Moscow may take the European Union to the World Trade Organization over rules that strip away the advantage enjoyed by Russian firms in accessing cheap energy, the country's Economy Ministry said.
Its stance heats up a wider trade dispute between Russia and Europe, which have clashed over issues such as car trade and Russian gas deliveries.
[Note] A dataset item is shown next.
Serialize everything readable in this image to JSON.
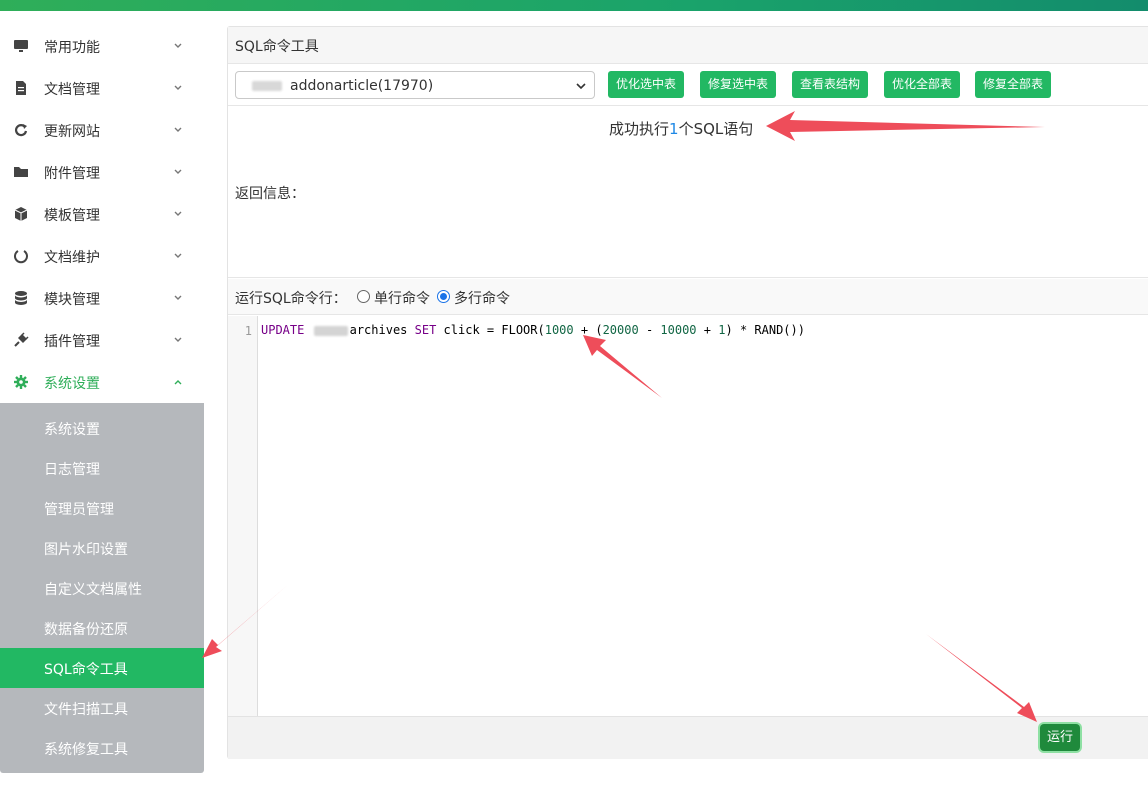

Earlier this year, the EU asked the WTO to rule on the legality of a recycling fee Russia imposes on imported cars.
"Russia sent a query to the EU's representative office in the WTO today over the EU's breach of some agreements in the WTO regarding anti-dumping policies," a spokeswoman for the economy ministry said by e-mail.
She said if the issue was not resolved within 60 days, Russia may ask for a hearing from the WTO's arbitration panel.
The ministry said the EU deemed some Russian companies to be in breach of EU anti-dumping policies as they have had access to cheap energy in Russia's domestic market.
Russian producers of fertilizers, ferro-alloys, pipelines, other steel products and aluminum foil have lost hundreds of millions of dollars a year due to these policies, the ministry said.
The dispute has highlighted Russia's bumpy start as a member of the WTO, which it joined barely a year ago, 19 years after it first applied.
EU trade spokesman John Clancy said the bloc had received a request for consultations and would enter them in good faith.
"The consultations will provide an opportunity for the EU to better understand Russia's concerns and to respond to those concerns," he said in an e-mailed statement.
The WTO was not immediately available for comment.
The U.S. has said it is watching Moscow for any violations that thwart U.S. exports, although it has yet to announce any plans for litigation.
Japan also filed a trade complaint against Russia over the recycling fee in July.